German bishops want help for illegal aliens
Catholic bishops in Germany say officials should rewrite laws that the church leaders think are detrimental to illegal aliens living in the country.
In an appeal issued on Monday in Bonn, the bishops also stressed their desire to stand up for the rights of illegal aliens.
"The pastoral and social care of these people now represents an important, established area of the church's work for people and is, by the church's own definition, a genuine part of its mission," the bishops wrote.
The appeal appears in a paper for Information and Reflection that was presented by Cardinal Karl Lehmann, the chairman of the Conference of German Bishops, and Bishop Josef Voss, the chairman of the immigration commission of the conference. It was released at a time when German politicians -- both those in power and in the opposition -- are trying to reshape the country's laws on immigration.

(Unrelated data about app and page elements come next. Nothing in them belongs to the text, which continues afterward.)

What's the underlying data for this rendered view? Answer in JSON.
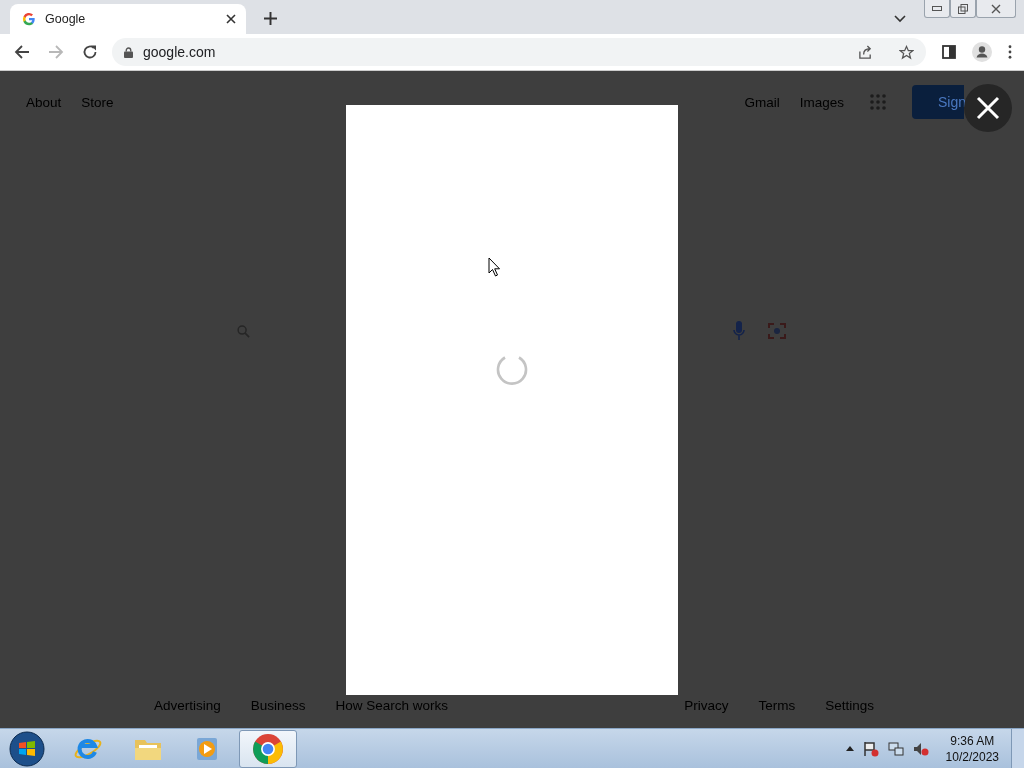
{
  "browser": {
    "tab": {
      "title": "Google",
      "selected": true
    },
    "forward_disabled": true,
    "url": "google.com"
  },
  "page": {
    "header_left": [
      "About",
      "Store"
    ],
    "header_right": [
      "Gmail",
      "Images"
    ],
    "sign_in": "Sign",
    "footer_left": [
      "Advertising",
      "Business",
      "How Search works"
    ],
    "footer_right": [
      "Privacy",
      "Terms",
      "Settings"
    ]
  },
  "taskbar": {
    "apps": [
      {
        "kind": "ie",
        "selected": false
      },
      {
        "kind": "folder",
        "selected": false
      },
      {
        "kind": "media",
        "selected": false
      },
      {
        "kind": "chrome",
        "selected": true
      }
    ],
    "time": "9:36 AM",
    "date": "10/2/2023"
  }
}
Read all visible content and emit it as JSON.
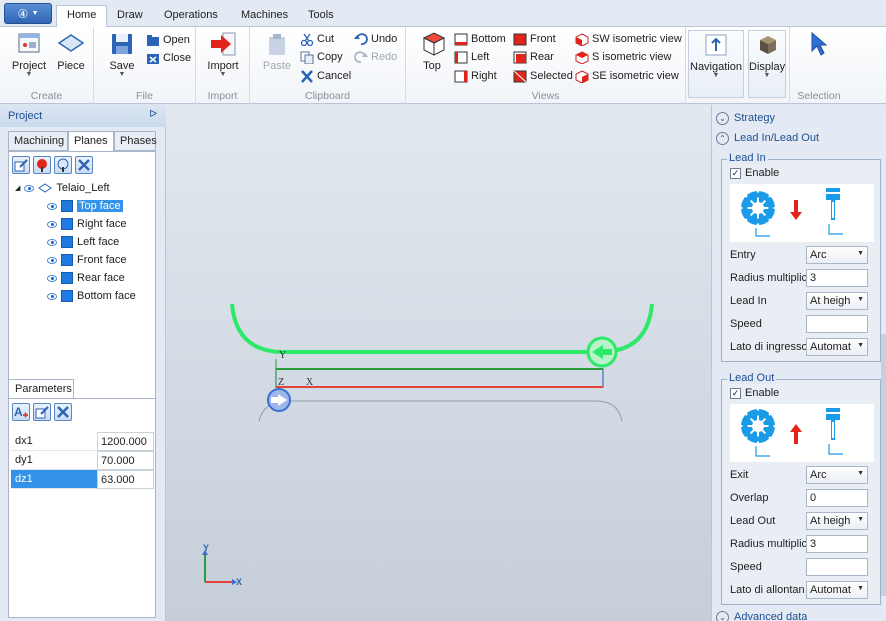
{
  "app_menu": {
    "label": "④"
  },
  "tabs": [
    {
      "label": "Home",
      "active": true
    },
    {
      "label": "Draw"
    },
    {
      "label": "Operations"
    },
    {
      "label": "Machines"
    },
    {
      "label": "Tools"
    }
  ],
  "ribbon": {
    "create": {
      "label": "Create",
      "project": "Project",
      "piece": "Piece"
    },
    "file": {
      "label": "File",
      "save": "Save",
      "open": "Open",
      "close": "Close"
    },
    "import": {
      "label": "Import",
      "import": "Import"
    },
    "clipboard": {
      "label": "Clipboard",
      "paste": "Paste",
      "cut": "Cut",
      "copy": "Copy",
      "cancel": "Cancel",
      "undo": "Undo",
      "redo": "Redo"
    },
    "views": {
      "label": "Views",
      "top": "Top",
      "bottom": "Bottom",
      "left": "Left",
      "right": "Right",
      "front": "Front",
      "rear": "Rear",
      "selected": "Selected",
      "sw": "SW isometric view",
      "s": "S isometric view",
      "se": "SE isometric view"
    },
    "navigation": {
      "label": "Navigation"
    },
    "display": {
      "label": "Display"
    },
    "selection": {
      "label": "Selection"
    }
  },
  "project_panel": {
    "title": "Project",
    "tabs": [
      "Machining",
      "Planes",
      "Phases"
    ],
    "active_tab": "Planes",
    "tree": {
      "root": "Telaio_Left",
      "children": [
        "Top face",
        "Right face",
        "Left face",
        "Front face",
        "Rear face",
        "Bottom face"
      ],
      "selected": "Top face"
    }
  },
  "parameters": {
    "tab": "Parameters",
    "rows": [
      {
        "name": "dx1",
        "value": "1200.000"
      },
      {
        "name": "dy1",
        "value": "70.000"
      },
      {
        "name": "dz1",
        "value": "63.000",
        "selected": true
      }
    ]
  },
  "viewport": {
    "axis_labels": {
      "y": "Y",
      "z": "Z",
      "x": "X"
    },
    "colors": {
      "lead_path": "#2ee86a",
      "piece_red": "#e0443a",
      "piece_green": "#2c9b3a",
      "piece_blue": "#3b6fcf"
    }
  },
  "strategy_panel": {
    "strategy": "Strategy",
    "leadinout": "Lead In/Lead Out",
    "lead_in": {
      "title": "Lead In",
      "enable": "Enable",
      "fields": [
        {
          "label": "Entry",
          "value": "Arc",
          "combo": true
        },
        {
          "label": "Radius multiplic",
          "value": "3",
          "combo": false
        },
        {
          "label": "Lead In",
          "value": "At heigh",
          "combo": true
        },
        {
          "label": "Speed",
          "value": "",
          "combo": false
        },
        {
          "label": "Lato di ingresso",
          "value": "Automat",
          "combo": true
        }
      ]
    },
    "lead_out": {
      "title": "Lead Out",
      "enable": "Enable",
      "fields": [
        {
          "label": "Exit",
          "value": "Arc",
          "combo": true
        },
        {
          "label": "Overlap",
          "value": "0",
          "combo": false
        },
        {
          "label": "Lead Out",
          "value": "At heigh",
          "combo": true
        },
        {
          "label": "Radius multiplic",
          "value": "3",
          "combo": false
        },
        {
          "label": "Speed",
          "value": "",
          "combo": false
        },
        {
          "label": "Lato di allontan",
          "value": "Automat",
          "combo": true
        }
      ]
    },
    "advanced": "Advanced data"
  }
}
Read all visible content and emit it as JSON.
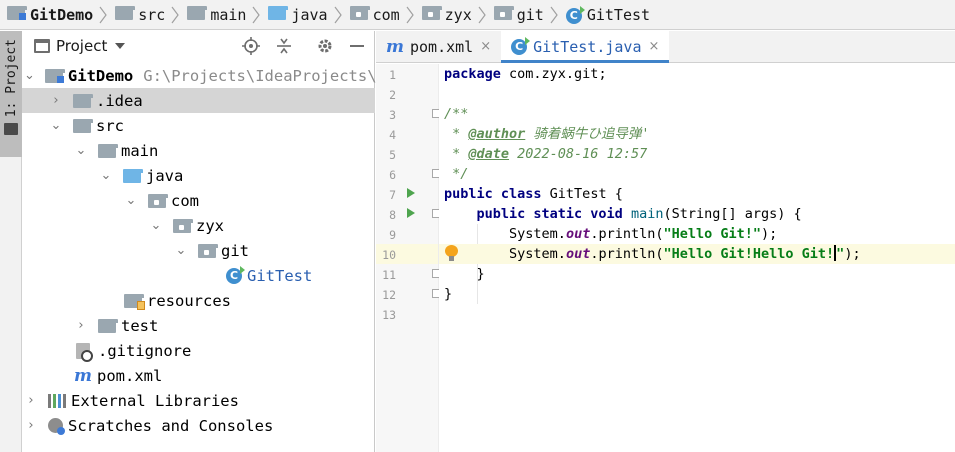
{
  "breadcrumb": {
    "items": [
      "GitDemo",
      "src",
      "main",
      "java",
      "com",
      "zyx",
      "git",
      "GitTest"
    ]
  },
  "stripe": {
    "label": "1: Project"
  },
  "project_panel": {
    "title": "Project",
    "tree": [
      {
        "label": "GitDemo",
        "path": "G:\\Projects\\IdeaProjects\\G"
      },
      {
        "label": ".idea"
      },
      {
        "label": "src"
      },
      {
        "label": "main"
      },
      {
        "label": "java"
      },
      {
        "label": "com"
      },
      {
        "label": "zyx"
      },
      {
        "label": "git"
      },
      {
        "label": "GitTest"
      },
      {
        "label": "resources"
      },
      {
        "label": "test"
      },
      {
        "label": ".gitignore"
      },
      {
        "label": "pom.xml"
      },
      {
        "label": "External Libraries"
      },
      {
        "label": "Scratches and Consoles"
      }
    ],
    "pom_icon_letter": "m"
  },
  "editor": {
    "tabs": [
      {
        "label": "pom.xml",
        "icon": "m",
        "close": "×"
      },
      {
        "label": "GitTest.java",
        "icon": "C",
        "close": "×"
      }
    ],
    "line_numbers": [
      "1",
      "2",
      "3",
      "4",
      "5",
      "6",
      "7",
      "8",
      "9",
      "10",
      "11",
      "12",
      "13"
    ],
    "code": {
      "l1_kw": "package",
      "l1_rest": " com.zyx.git;",
      "l3": "/**",
      "l4_pre": " * ",
      "l4_tag": "@author",
      "l4_text": " 骑着蜗牛ひ追导弹'",
      "l5_pre": " * ",
      "l5_tag": "@date",
      "l5_text": " 2022-08-16 12:57",
      "l6": " */",
      "l7_kw": "public class",
      "l7_rest": " GitTest {",
      "l8_indent": "    ",
      "l8_kw": "public static void",
      "l8_sp": " ",
      "l8_fn": "main",
      "l8_rest": "(String[] args) {",
      "l9_indent": "        ",
      "l9_sys": "System.",
      "l9_out": "out",
      "l9_mid": ".println(",
      "l9_str": "\"Hello Git!\"",
      "l9_end": ");",
      "l10_indent": "        ",
      "l10_sys": "System.",
      "l10_out": "out",
      "l10_mid": ".println(",
      "l10_str": "\"Hello Git!Hello Git!",
      "l10_str2": "\"",
      "l10_end": ");",
      "l11": "    }",
      "l12": "}"
    }
  },
  "colors": {
    "keyword": "#000080",
    "string": "#067d17",
    "doc": "#5f8f55",
    "field": "#660e7a",
    "accent": "#4083c9",
    "selection": "#d5d5d5",
    "current_line": "#fcfae0"
  }
}
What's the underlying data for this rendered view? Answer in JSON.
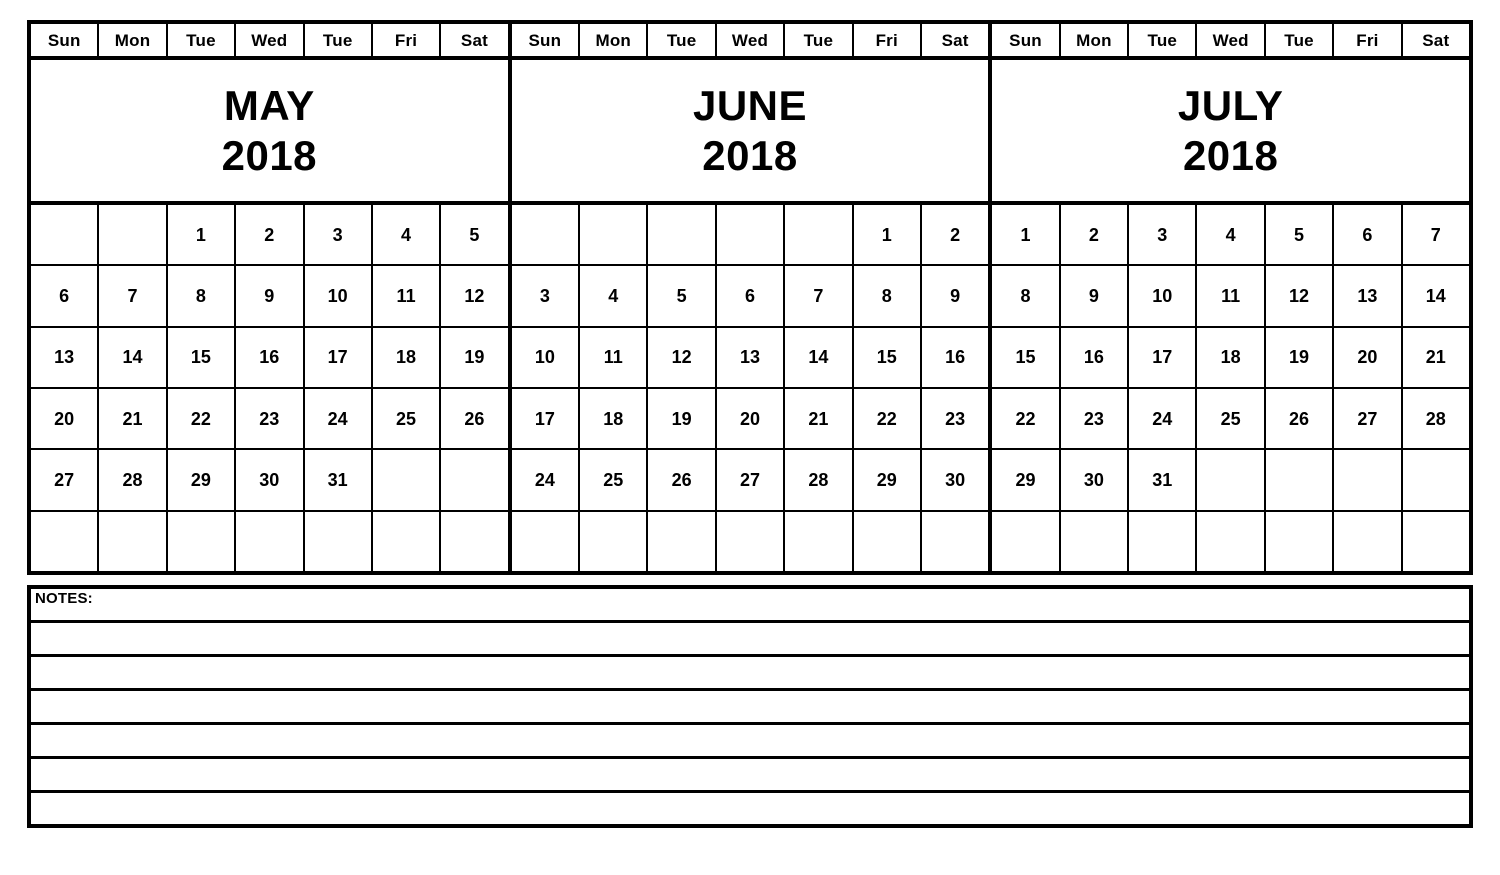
{
  "document": {
    "type": "three-month-calendar",
    "year": "2018"
  },
  "day_headers": [
    "Sun",
    "Mon",
    "Tue",
    "Wed",
    "Tue",
    "Fri",
    "Sat"
  ],
  "months": [
    {
      "name": "MAY",
      "year": "2018",
      "weeks": [
        [
          "",
          "",
          "1",
          "2",
          "3",
          "4",
          "5"
        ],
        [
          "6",
          "7",
          "8",
          "9",
          "10",
          "11",
          "12"
        ],
        [
          "13",
          "14",
          "15",
          "16",
          "17",
          "18",
          "19"
        ],
        [
          "20",
          "21",
          "22",
          "23",
          "24",
          "25",
          "26"
        ],
        [
          "27",
          "28",
          "29",
          "30",
          "31",
          "",
          ""
        ],
        [
          "",
          "",
          "",
          "",
          "",
          "",
          ""
        ]
      ]
    },
    {
      "name": "JUNE",
      "year": "2018",
      "weeks": [
        [
          "",
          "",
          "",
          "",
          "",
          "1",
          "2"
        ],
        [
          "3",
          "4",
          "5",
          "6",
          "7",
          "8",
          "9"
        ],
        [
          "10",
          "11",
          "12",
          "13",
          "14",
          "15",
          "16"
        ],
        [
          "17",
          "18",
          "19",
          "20",
          "21",
          "22",
          "23"
        ],
        [
          "24",
          "25",
          "26",
          "27",
          "28",
          "29",
          "30"
        ],
        [
          "",
          "",
          "",
          "",
          "",
          "",
          ""
        ]
      ]
    },
    {
      "name": "JULY",
      "year": "2018",
      "weeks": [
        [
          "1",
          "2",
          "3",
          "4",
          "5",
          "6",
          "7"
        ],
        [
          "8",
          "9",
          "10",
          "11",
          "12",
          "13",
          "14"
        ],
        [
          "15",
          "16",
          "17",
          "18",
          "19",
          "20",
          "21"
        ],
        [
          "22",
          "23",
          "24",
          "25",
          "26",
          "27",
          "28"
        ],
        [
          "29",
          "30",
          "31",
          "",
          "",
          "",
          ""
        ],
        [
          "",
          "",
          "",
          "",
          "",
          "",
          ""
        ]
      ]
    }
  ],
  "notes": {
    "label": "NOTES:",
    "blank_line_count": 6
  },
  "colors": {
    "ink": "#000000",
    "paper": "#ffffff"
  }
}
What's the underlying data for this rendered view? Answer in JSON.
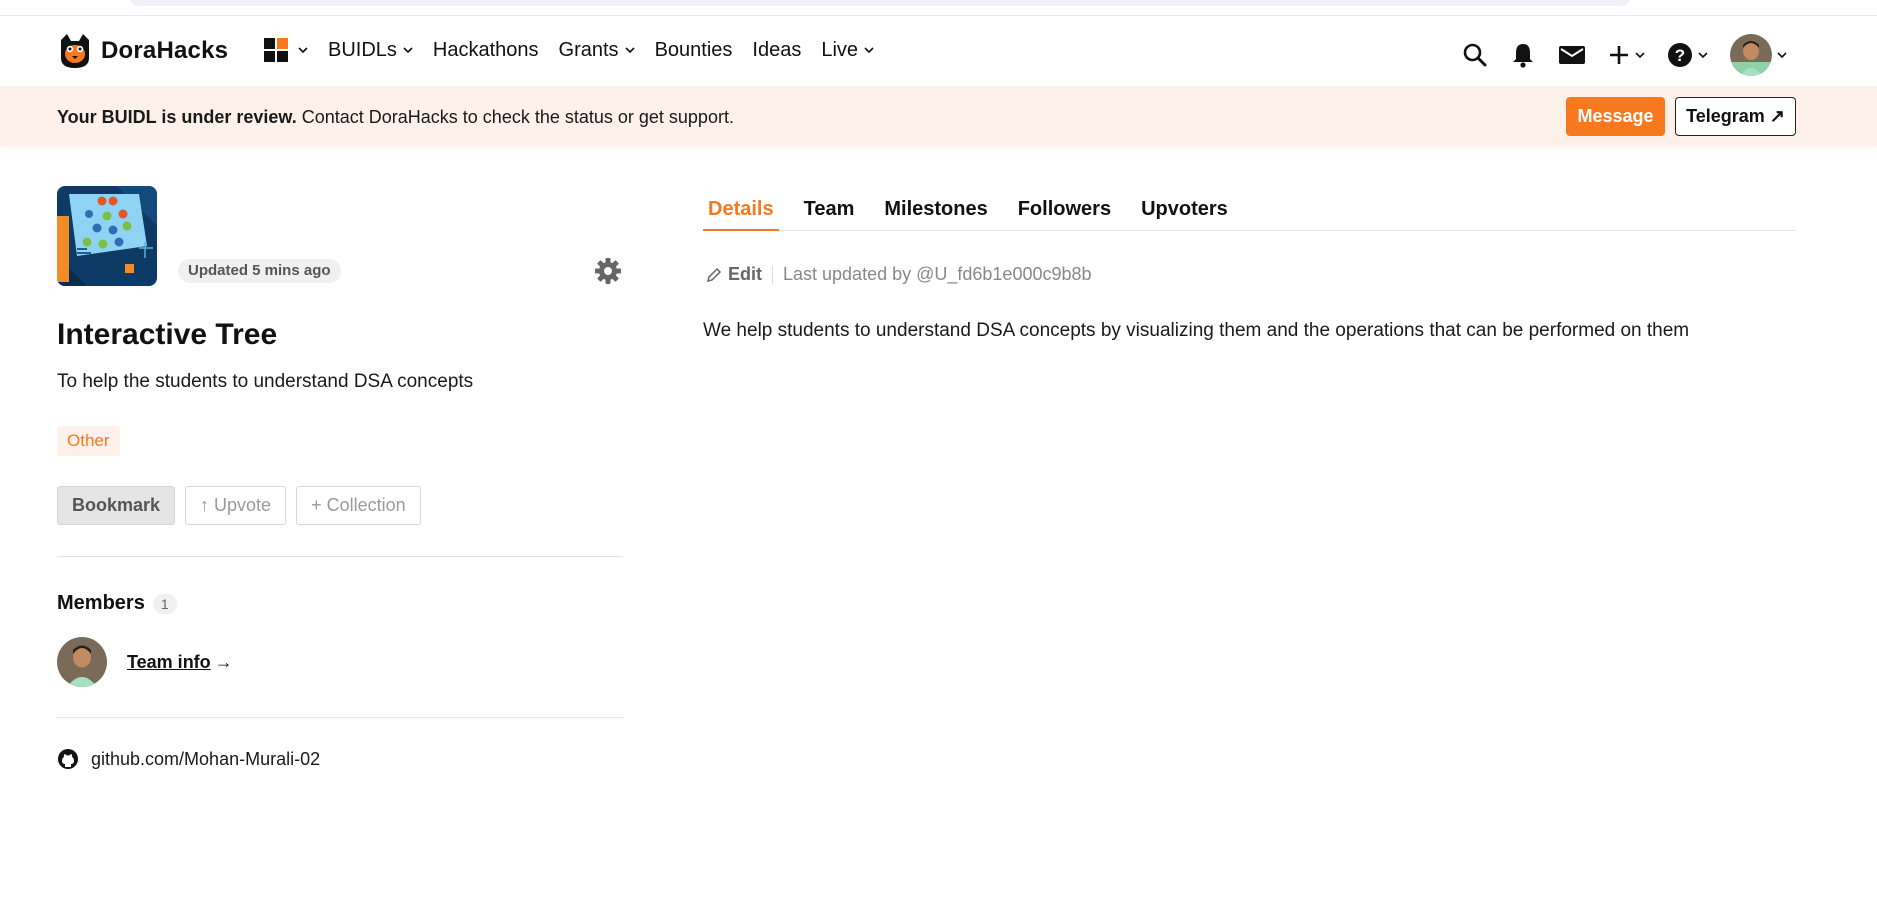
{
  "brand": {
    "name": "DoraHacks",
    "accent": "#f7781f"
  },
  "nav": {
    "items": [
      {
        "label": "BUIDLs",
        "has_dropdown": true
      },
      {
        "label": "Hackathons",
        "has_dropdown": false
      },
      {
        "label": "Grants",
        "has_dropdown": true
      },
      {
        "label": "Bounties",
        "has_dropdown": false
      },
      {
        "label": "Ideas",
        "has_dropdown": false
      },
      {
        "label": "Live",
        "has_dropdown": true
      }
    ],
    "right_icons": [
      "search-icon",
      "bell-icon",
      "mail-icon",
      "plus-icon",
      "help-icon",
      "avatar"
    ]
  },
  "banner": {
    "bold_text": "Your BUIDL is under review.",
    "text": " Contact DoraHacks to check the status or get support.",
    "message_label": "Message",
    "telegram_label": "Telegram ↗"
  },
  "project": {
    "updated": "Updated 5 mins ago",
    "title": "Interactive Tree",
    "subtitle": "To help the students to understand DSA concepts",
    "tag": "Other",
    "bookmark_label": "Bookmark",
    "upvote_label": "↑ Upvote",
    "collection_label": "+ Collection"
  },
  "members": {
    "title": "Members",
    "count": "1",
    "team_info_label": "Team info",
    "arrow": "→"
  },
  "links": {
    "github": "github.com/Mohan-Murali-02"
  },
  "tabs": [
    {
      "label": "Details",
      "active": true
    },
    {
      "label": "Team",
      "active": false
    },
    {
      "label": "Milestones",
      "active": false
    },
    {
      "label": "Followers",
      "active": false
    },
    {
      "label": "Upvoters",
      "active": false
    }
  ],
  "details": {
    "edit_label": "Edit",
    "last_updated": "Last updated by @U_fd6b1e000c9b8b",
    "body": "We help students to understand DSA concepts by visualizing them and the operations that can be performed on them"
  }
}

The church leaders said unlawful residence amounted to a "factual lack of rights in almost all areas of everyday life." Illegal aliens -- who number anything between 500,000 and one million -- are vulnerable to threats, blackmail and exploitation, they said.